Nadeem F. Paracha in Dawn:
A recent fatwa from a ‘Saudi Council of Muftis’ has this advice for fellow Muslims: Do not say [or write] ‘mosque.’ Always say ‘masjid’ because mosque may mean mosquito. Another myopic case of Saudi malaria perhaps?
Certainly. But that’s not all. The grand fatwa goes on to suggest that Muslims should not write ‘Mecca’ but Makkah, because Mecca may mean ‘house of wines.’ I am serious. But then so are the Muftis. They certainly need to get a life.
But I’m not all that surprised by such fatwas that usually emanate from Saudi Arabia. While vicious reactionary literature originating in totalitarian puritanical Muslim states impact and mutate the political bearings of various religious parties and groups in Pakistan, ‘social fatwas’ like the one mentioned above also began appearing in the early 1980s to influence the more apolitical sections of Muslim societies.
Reactionary literature generated by the Saudi propaganda machine started being distributed in Pakistan from 1979 onwards, mostly in the shape of pamphlets and books.
Duly translated into Urdu, they glorify and propagate violent action (jihad) not only against non-Muslims (or infidels) but also against those Muslims who fail to follow the thorny dictates of a certain puritanical strain of the faith.
What’s more, there was nothing so clandestine about the whole process. Because along with mainstream religious parties and jihadi groups during the so-called ‘anti-Soviet Afghan jihad,’ the state of Pakistan also encouraged the unchecked proliferation of this arrogant, myopic and hate-spouting literature.

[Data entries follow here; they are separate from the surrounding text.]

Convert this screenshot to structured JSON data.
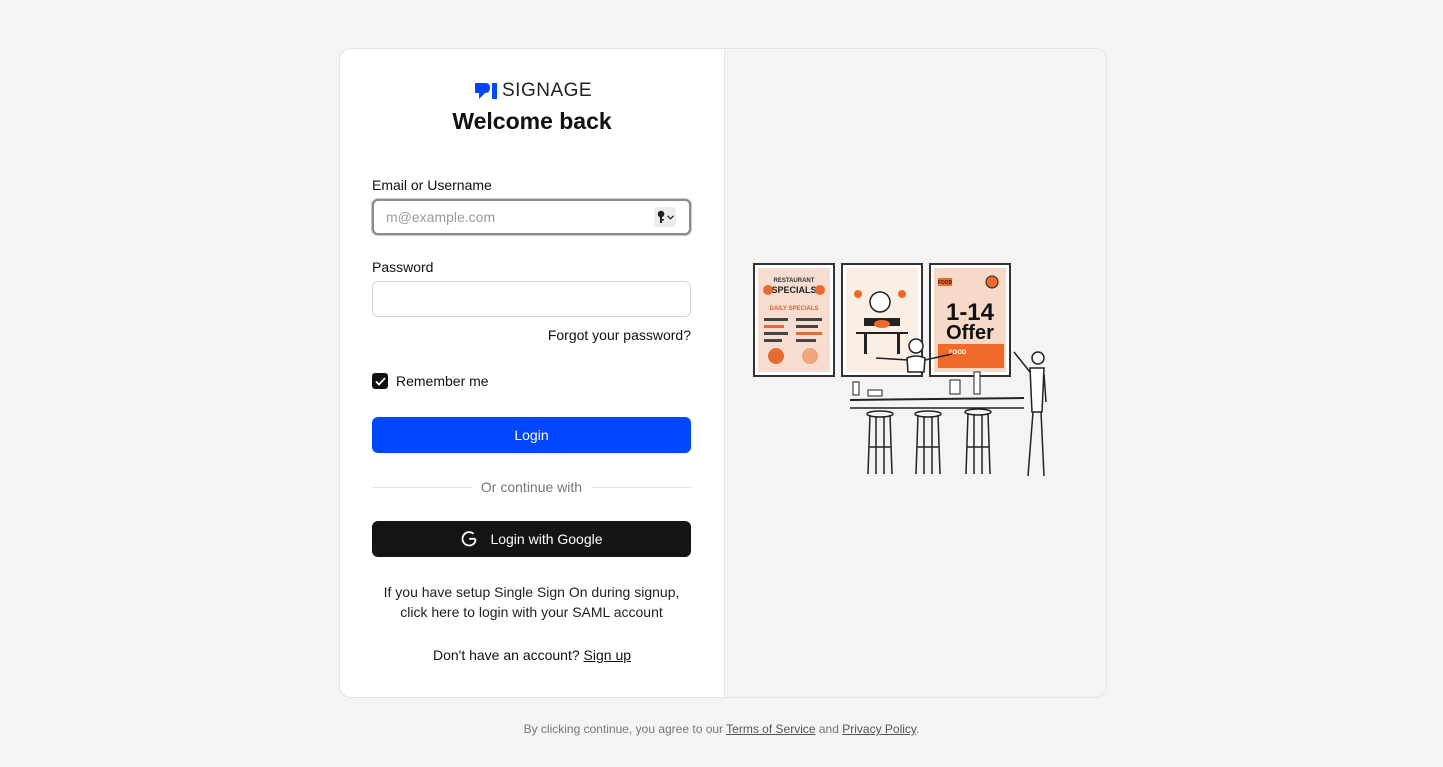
{
  "brand": {
    "name": "SIGNAGE",
    "accent": "#0047ff"
  },
  "title": "Welcome back",
  "email": {
    "label": "Email or Username",
    "placeholder": "m@example.com",
    "value": ""
  },
  "password": {
    "label": "Password",
    "value": ""
  },
  "forgot_link": "Forgot your password?",
  "remember": {
    "label": "Remember me",
    "checked": true
  },
  "login_button": "Login",
  "divider_text": "Or continue with",
  "google_button": "Login with Google",
  "sso": {
    "line1": "If you have setup Single Sign On during signup,",
    "line2": "click here to login with your SAML account"
  },
  "signup": {
    "prompt": "Don't have an account?",
    "link": "Sign up"
  },
  "footer": {
    "prefix": "By clicking continue, you agree to our",
    "terms": "Terms of Service",
    "and": "and",
    "privacy": "Privacy Policy",
    "suffix": "."
  },
  "illustration": {
    "poster1": {
      "title": "RESTAURANT",
      "heading": "SPECIALS",
      "line": "DAILY SPECIALS"
    },
    "poster3": {
      "top": "FOOD",
      "offer_line1": "1-14",
      "offer_line2": "Offer",
      "bottom": "FOOD"
    }
  },
  "icons": [
    "brand-logo-icon",
    "key-icon",
    "chevron-down-icon",
    "check-icon",
    "google-icon"
  ]
}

To the Pakistani state (during the ‘Afghan jihad’) such literature and propaganda were essential to introduce and expand a kind of ‘Islam’ that was historically alien to the religious ethos of Pakistan’s majority Muslim population.
It was alien because for centuries, the political and cultural dynamics of the subcontinent had been such that for survival and posterity’s sake, Hindu, Muslim, Sikh and other religious groups of the region, had to adapt and tolerate each other’s religious convictions and rituals. Such a process eschewed religious Puritanism and repulsed any attempt (Hindu or Muslim) to impose a hegemonic social strain of their respective faiths.

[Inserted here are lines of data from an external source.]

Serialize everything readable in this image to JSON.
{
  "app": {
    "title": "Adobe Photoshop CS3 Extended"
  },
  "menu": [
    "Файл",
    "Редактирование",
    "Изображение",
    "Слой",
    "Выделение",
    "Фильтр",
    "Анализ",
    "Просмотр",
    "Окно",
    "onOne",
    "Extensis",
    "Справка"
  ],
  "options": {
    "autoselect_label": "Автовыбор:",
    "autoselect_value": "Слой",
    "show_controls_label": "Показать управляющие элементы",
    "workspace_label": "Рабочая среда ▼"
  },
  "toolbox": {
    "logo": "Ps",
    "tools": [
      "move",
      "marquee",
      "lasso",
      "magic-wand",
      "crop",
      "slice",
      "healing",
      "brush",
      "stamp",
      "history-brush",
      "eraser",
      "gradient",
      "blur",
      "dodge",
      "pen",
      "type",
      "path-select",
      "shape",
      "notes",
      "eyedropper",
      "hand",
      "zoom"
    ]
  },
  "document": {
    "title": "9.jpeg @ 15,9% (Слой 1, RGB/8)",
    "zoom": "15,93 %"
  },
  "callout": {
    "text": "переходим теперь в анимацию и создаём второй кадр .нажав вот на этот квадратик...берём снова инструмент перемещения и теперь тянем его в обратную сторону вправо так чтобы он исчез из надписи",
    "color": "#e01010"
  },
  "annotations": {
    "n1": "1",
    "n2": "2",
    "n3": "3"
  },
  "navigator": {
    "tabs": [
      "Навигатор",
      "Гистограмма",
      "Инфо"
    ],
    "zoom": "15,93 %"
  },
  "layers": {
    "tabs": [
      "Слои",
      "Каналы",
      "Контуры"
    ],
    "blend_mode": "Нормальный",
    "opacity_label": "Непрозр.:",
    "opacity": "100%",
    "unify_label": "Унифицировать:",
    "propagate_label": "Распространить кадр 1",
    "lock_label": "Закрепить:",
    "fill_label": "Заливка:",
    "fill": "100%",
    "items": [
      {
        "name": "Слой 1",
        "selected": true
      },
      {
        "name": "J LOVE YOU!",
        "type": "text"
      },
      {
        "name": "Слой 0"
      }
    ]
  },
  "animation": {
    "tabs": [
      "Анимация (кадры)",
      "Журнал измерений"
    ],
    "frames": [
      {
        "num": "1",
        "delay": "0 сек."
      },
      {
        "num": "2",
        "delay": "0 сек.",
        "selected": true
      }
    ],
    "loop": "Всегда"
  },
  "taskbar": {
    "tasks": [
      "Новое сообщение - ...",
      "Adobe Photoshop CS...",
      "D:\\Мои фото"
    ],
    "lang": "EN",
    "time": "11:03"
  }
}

The extreme strains in this respect remained on the fringe, both Hindu and Muslim.